[Task goal]:
Scan the records below. Copy every line in which the word "text" appears.

[Supplied information]:
—————
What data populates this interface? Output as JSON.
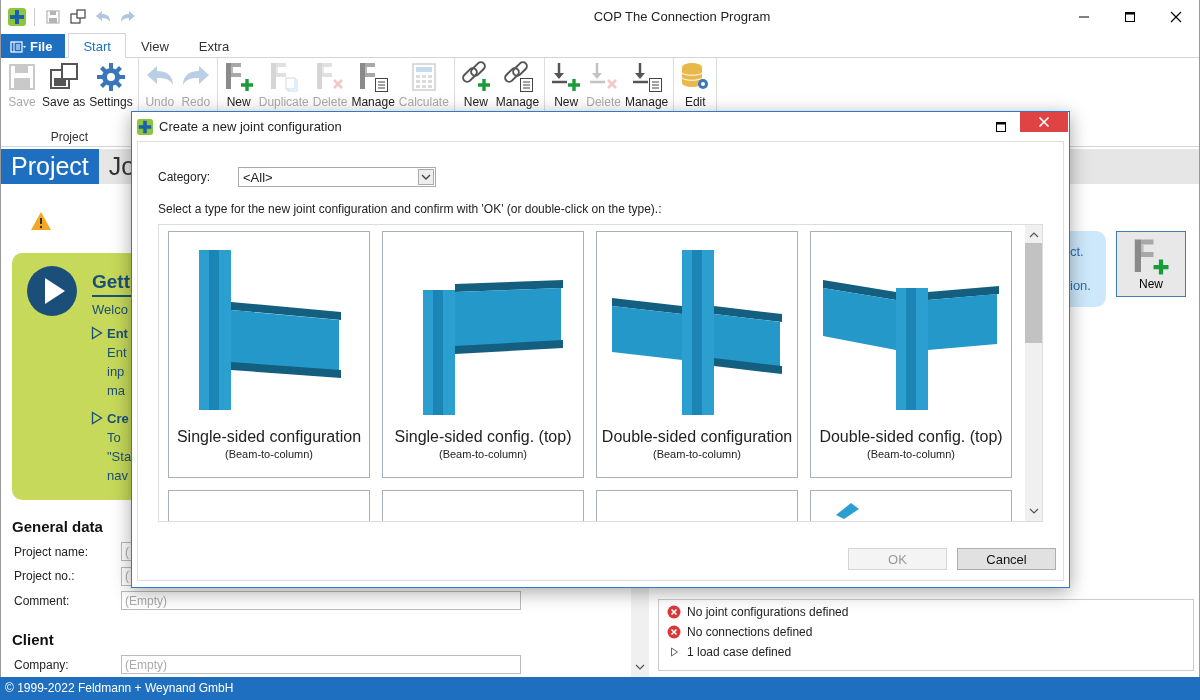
{
  "window": {
    "title": "COP The Connection Program"
  },
  "quick_access": [
    {
      "kind": "save",
      "disabled": true
    },
    {
      "kind": "save_as",
      "disabled": false
    },
    {
      "kind": "undo",
      "disabled": true
    },
    {
      "kind": "redo",
      "disabled": true
    }
  ],
  "menu_tabs": [
    {
      "label": "File",
      "kind": "file",
      "selected": false
    },
    {
      "label": "Start",
      "kind": "tab",
      "selected": true
    },
    {
      "label": "View",
      "kind": "tab",
      "selected": false
    },
    {
      "label": "Extra",
      "kind": "tab",
      "selected": false
    }
  ],
  "ribbon": {
    "groups": [
      {
        "label": "Project",
        "buttons": [
          {
            "label": "Save",
            "kind": "save",
            "disabled": true
          },
          {
            "label": "Save as",
            "kind": "save_as",
            "disabled": false
          },
          {
            "label": "Settings",
            "kind": "gear",
            "disabled": false
          }
        ]
      },
      {
        "buttons": [
          {
            "label": "Undo",
            "kind": "undo",
            "disabled": true
          },
          {
            "label": "Redo",
            "kind": "redo",
            "disabled": true
          }
        ]
      },
      {
        "buttons": [
          {
            "label": "New",
            "kind": "joint_new",
            "disabled": false
          },
          {
            "label": "Duplicate",
            "kind": "joint_dup",
            "disabled": true
          },
          {
            "label": "Delete",
            "kind": "joint_del",
            "disabled": true
          },
          {
            "label": "Manage",
            "kind": "joint_manage",
            "disabled": false
          },
          {
            "label": "Calculate",
            "kind": "calc",
            "disabled": true
          }
        ]
      },
      {
        "buttons": [
          {
            "label": "New",
            "kind": "link_new",
            "disabled": false
          },
          {
            "label": "Manage",
            "kind": "link_manage",
            "disabled": false
          }
        ]
      },
      {
        "buttons": [
          {
            "label": "New",
            "kind": "load_new",
            "disabled": false
          },
          {
            "label": "Delete",
            "kind": "load_del",
            "disabled": true
          },
          {
            "label": "Manage",
            "kind": "load_manage",
            "disabled": false
          }
        ]
      },
      {
        "buttons": [
          {
            "label": "Edit",
            "kind": "database",
            "disabled": false
          }
        ]
      }
    ]
  },
  "page_tabs": [
    {
      "label": "Project",
      "selected": true
    },
    {
      "label": "Jo",
      "selected": false
    }
  ],
  "getting_started": {
    "title": "Gett",
    "intro": "Welco",
    "items": [
      {
        "heading": "Ent",
        "lines": [
          "Ent",
          "inp",
          "ma"
        ]
      },
      {
        "heading": "Cre",
        "lines": [
          "To",
          "\"Sta",
          "nav"
        ]
      }
    ]
  },
  "general_data": {
    "title": "General data",
    "fields": [
      {
        "label": "Project name:",
        "placeholder": "("
      },
      {
        "label": "Project no.:",
        "placeholder": "("
      },
      {
        "label": "Comment:",
        "placeholder": "(Empty)"
      }
    ]
  },
  "client": {
    "title": "Client",
    "fields": [
      {
        "label": "Company:",
        "placeholder": "(Empty)"
      }
    ]
  },
  "info_card": {
    "lines": [
      "ct.",
      "ion."
    ]
  },
  "new_button": {
    "label": "New"
  },
  "project_status": {
    "items": [
      {
        "kind": "error",
        "text": "No joint configurations defined"
      },
      {
        "kind": "error",
        "text": "No connections defined"
      },
      {
        "kind": "expander",
        "text": "1 load case defined"
      }
    ]
  },
  "status_bar": {
    "text": "© 1999-2022 Feldmann + Weynand GmbH"
  },
  "dialog": {
    "title": "Create a new joint configuration",
    "category_label": "Category:",
    "category_value": "<All>",
    "instruction": "Select a type for the new joint configuration and confirm with 'OK' (or double-click on the type).:",
    "types": [
      {
        "kind": "single",
        "title": "Single-sided configuration",
        "subtitle": "(Beam-to-column)",
        "selected": false
      },
      {
        "kind": "single_top",
        "title": "Single-sided config. (top)",
        "subtitle": "(Beam-to-column)",
        "selected": false
      },
      {
        "kind": "double",
        "title": "Double-sided configuration",
        "subtitle": "(Beam-to-column)",
        "selected": false
      },
      {
        "kind": "double_top",
        "title": "Double-sided config. (top)",
        "subtitle": "(Beam-to-column)",
        "selected": false
      },
      {
        "kind": "blank",
        "selected": false
      },
      {
        "kind": "blank",
        "selected": false
      },
      {
        "kind": "blank",
        "selected": false
      },
      {
        "kind": "partial",
        "selected": false
      }
    ],
    "buttons": [
      {
        "label": "OK",
        "disabled": true
      },
      {
        "label": "Cancel",
        "disabled": false
      }
    ]
  }
}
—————
[Final answer]:
        "text": "No joint configurations defined"
        "text": "No connections defined"
        "text": "1 load case defined"
    "text": "© 1999-2022 Feldmann + Weynand GmbH"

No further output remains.